The Masonic Travelers Offer Stirring Rendition of "Rock My Soul" (premiere)

The Last Shall Be First: the JCR Records Story, Volume 1 captures the sacred soul of Memphis in the 1970s and features a wide range of largely forgotten artists waiting to be rediscovered. Hear the Masonic Travelers "Rock My Soul".


GLVES Creates Mesmerizing Dark Folktronica on "Heal Me"

Australian First Nations singer-songwriter GLVES creates dense, deep, and darkish electropop that mesmerizes with its blend of electronics and native sounds on "Heal Me".


Otis Junior and Dr. Dundiff Tells Us "When It's Sweet" It's So Sweet

Neo-soul singer Otis Junior teams with fellow Kentuckian Dr. Dundiff and his hip-hop beats for the silky, groovy "When It's Sweet".


Lars and the Magic Mountain's "Invincible" Is a Shoegazey, Dreamy Delight (premiere)

Dutch space pop/psychedelic band Lars and the Magic Mountain share the dreamy and gorgeous "Invincible".


What 'O Brother, Where Art Thou?' Gets Right (and Wrong) About America

Telling the tale of the cyclops through the lens of high and low culture, in O'Brother, Where Art Thou? the Coens hammer home a fatalistic criticism about the ways that commerce, violence, and cosmetic Christianity prevail in American society .


Alexander Wren's "The Earth Is Flat" Wryly Looks at Lost Love (premiere + interview)
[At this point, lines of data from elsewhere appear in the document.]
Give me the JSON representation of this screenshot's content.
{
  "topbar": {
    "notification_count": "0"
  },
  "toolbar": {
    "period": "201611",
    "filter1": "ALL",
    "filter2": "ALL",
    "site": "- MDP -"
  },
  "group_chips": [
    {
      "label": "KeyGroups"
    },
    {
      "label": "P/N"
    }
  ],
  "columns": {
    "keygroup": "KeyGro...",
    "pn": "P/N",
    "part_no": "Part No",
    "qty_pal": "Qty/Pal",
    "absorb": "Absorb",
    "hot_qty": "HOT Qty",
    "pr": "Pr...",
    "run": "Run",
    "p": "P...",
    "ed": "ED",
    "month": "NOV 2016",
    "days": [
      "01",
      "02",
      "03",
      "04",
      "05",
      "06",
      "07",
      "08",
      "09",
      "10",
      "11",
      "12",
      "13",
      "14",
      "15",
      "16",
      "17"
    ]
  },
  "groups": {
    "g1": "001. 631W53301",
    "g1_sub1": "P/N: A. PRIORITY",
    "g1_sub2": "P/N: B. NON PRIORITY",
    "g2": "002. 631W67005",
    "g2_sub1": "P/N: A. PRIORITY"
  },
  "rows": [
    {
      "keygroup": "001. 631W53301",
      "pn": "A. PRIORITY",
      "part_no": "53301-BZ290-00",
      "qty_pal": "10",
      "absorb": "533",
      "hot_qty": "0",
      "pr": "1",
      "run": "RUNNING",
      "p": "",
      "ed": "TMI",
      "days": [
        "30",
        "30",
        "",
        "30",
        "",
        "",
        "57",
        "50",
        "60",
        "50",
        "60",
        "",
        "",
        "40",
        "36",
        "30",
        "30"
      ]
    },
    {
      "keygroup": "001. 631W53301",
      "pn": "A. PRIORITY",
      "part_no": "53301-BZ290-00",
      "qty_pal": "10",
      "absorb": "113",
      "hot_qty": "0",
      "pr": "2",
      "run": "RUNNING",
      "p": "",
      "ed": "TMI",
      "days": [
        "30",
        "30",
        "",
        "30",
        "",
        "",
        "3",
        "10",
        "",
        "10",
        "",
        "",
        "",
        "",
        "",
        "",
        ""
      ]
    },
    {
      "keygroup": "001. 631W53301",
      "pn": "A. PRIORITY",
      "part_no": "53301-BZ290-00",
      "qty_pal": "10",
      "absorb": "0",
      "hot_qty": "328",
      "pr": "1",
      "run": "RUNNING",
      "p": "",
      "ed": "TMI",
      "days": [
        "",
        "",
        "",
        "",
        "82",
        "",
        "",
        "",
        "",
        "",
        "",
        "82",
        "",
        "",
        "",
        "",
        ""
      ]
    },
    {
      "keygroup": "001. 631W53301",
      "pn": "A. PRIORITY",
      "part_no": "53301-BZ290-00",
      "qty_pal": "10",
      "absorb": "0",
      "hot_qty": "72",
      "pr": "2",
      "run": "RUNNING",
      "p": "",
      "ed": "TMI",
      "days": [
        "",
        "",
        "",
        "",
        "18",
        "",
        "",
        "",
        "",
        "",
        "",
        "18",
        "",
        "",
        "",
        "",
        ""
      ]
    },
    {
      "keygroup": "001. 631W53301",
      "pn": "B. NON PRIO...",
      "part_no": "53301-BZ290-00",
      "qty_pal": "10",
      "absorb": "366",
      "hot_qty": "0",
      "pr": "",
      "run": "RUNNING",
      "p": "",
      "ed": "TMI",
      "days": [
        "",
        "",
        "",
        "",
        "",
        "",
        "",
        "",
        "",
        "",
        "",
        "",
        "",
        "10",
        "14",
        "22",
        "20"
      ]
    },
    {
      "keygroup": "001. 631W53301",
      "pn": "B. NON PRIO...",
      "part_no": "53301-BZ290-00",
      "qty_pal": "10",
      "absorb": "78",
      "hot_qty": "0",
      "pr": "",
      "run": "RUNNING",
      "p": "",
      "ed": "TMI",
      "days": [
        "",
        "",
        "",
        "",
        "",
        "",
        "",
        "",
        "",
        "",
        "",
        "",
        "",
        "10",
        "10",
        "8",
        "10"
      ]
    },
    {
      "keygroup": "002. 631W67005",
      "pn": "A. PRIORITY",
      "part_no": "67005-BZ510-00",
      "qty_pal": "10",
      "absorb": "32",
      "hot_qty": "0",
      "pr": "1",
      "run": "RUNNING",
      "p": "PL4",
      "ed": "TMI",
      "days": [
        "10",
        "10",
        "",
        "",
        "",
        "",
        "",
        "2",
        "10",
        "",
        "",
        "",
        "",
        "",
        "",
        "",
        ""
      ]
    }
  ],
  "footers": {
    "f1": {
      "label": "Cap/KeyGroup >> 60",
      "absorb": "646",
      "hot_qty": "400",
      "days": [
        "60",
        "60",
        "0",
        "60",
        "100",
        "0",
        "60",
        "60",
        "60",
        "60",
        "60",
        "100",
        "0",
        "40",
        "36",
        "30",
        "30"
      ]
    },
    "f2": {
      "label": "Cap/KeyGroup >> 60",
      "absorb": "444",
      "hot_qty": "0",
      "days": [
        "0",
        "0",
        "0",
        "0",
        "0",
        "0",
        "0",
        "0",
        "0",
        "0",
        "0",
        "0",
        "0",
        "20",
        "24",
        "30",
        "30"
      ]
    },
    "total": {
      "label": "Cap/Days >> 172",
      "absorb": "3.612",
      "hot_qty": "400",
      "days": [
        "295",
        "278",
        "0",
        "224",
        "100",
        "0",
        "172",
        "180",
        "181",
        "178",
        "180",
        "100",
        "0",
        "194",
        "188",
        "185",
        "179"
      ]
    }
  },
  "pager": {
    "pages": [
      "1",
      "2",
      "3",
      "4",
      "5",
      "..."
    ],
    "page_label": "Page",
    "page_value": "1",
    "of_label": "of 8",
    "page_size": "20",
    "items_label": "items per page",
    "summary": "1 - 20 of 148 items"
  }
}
Singer-songwriter Alexander Wren's "The Earth Is Flat" is a less a flat-earther's anthem and more a wry examination of heartache.


Big Little Lions' "Distant Air" Is a Powerful Folk-Anthem (premiere)

Folk-pop's Big Little Lions create a powerful anthem with "Distant Air", a song full of sophisticated pop hooks, smart dynamics, and killer choruses.


The Flat Five Invite You to "Look at the Birdy" (premiere)

Chicago's the Flat Five deliver an exciting new single that exemplifies what some have called "twisted sunshine vocal pop".


Brian Bromberg Pays Tribute to Hendrix With "Jimi" (premiere + interview)

Bass giant Brian Bromberg revisits his 2012 tribute to Jimi Hendrix 50 years after his passing, and reflects on the impact Hendrix's music has had on generations.

Jedd Beaudoin

Shirley Collins' ​'Heart's Ease'​ Affirms Her Musical Prowess

Shirley Collins' Heart's Ease makes it apparent these songs do not belong to her as they are ownerless. Collins is the conveyor of their power while ensuring the music maintains cultural importance.


Ignorance, Fear, and Democracy in America

Anti-intellectualism in America is, sadly, older than the nation itself. A new collection of Richard Hofstadter's work from Library of America traces the history of ideas and cultural currents in American society and politics.

By the Book

Democratizing Our Data: A Manifesto (excerpt)

Just as big tech leads world in data for profit, the US government can produce data for the public good, sans the bureaucracy. This excerpt of Julia Lane's Democratizing Our Data: A Manifesto will whet your appetite for disruptive change in data management, which is critical for democracy's survival.

Julia Lane

Collapse Expand Reviews

Collapse Expand Features

PM Picks
Collapse Expand Pm Picks

© 1999-2020 PopMatters.com. All rights reserved.
PopMatters is wholly independent, women-owned and operated.